Every line in the data below that includes "output" belongs in the answer, copied as it stands.

___ Given data

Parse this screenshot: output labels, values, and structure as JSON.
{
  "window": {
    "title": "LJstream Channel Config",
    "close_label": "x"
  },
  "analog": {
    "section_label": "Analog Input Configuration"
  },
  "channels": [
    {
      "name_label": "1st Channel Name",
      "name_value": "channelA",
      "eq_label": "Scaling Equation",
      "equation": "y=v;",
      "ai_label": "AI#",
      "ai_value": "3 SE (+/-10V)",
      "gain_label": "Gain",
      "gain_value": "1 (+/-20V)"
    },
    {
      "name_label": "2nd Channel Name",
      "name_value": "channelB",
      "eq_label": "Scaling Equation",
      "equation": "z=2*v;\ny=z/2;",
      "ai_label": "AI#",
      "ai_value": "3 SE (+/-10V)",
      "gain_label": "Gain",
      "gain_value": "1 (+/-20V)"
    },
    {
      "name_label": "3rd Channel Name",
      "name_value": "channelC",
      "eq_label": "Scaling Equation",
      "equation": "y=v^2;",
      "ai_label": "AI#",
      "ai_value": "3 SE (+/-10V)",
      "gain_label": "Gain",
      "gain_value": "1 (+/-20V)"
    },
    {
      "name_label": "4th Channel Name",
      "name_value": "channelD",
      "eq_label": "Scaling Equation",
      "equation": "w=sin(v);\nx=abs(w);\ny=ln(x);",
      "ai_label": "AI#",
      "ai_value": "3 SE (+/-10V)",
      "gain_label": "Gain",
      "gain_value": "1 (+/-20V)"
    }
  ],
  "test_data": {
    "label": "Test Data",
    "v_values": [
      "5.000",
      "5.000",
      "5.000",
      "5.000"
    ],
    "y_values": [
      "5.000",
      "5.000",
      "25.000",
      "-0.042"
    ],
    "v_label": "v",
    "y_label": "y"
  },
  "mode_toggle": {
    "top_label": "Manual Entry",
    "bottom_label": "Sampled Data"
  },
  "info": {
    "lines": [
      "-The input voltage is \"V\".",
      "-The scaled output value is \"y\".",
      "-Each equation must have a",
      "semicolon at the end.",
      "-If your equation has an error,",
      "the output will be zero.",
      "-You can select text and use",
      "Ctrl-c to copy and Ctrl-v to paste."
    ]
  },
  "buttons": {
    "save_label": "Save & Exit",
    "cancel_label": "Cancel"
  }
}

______

__Result of this task__.
Parse this screenshot: output labels, values, and structure as JSON.
      "-The scaled output value is \"y\".",
      "the output will be zero.",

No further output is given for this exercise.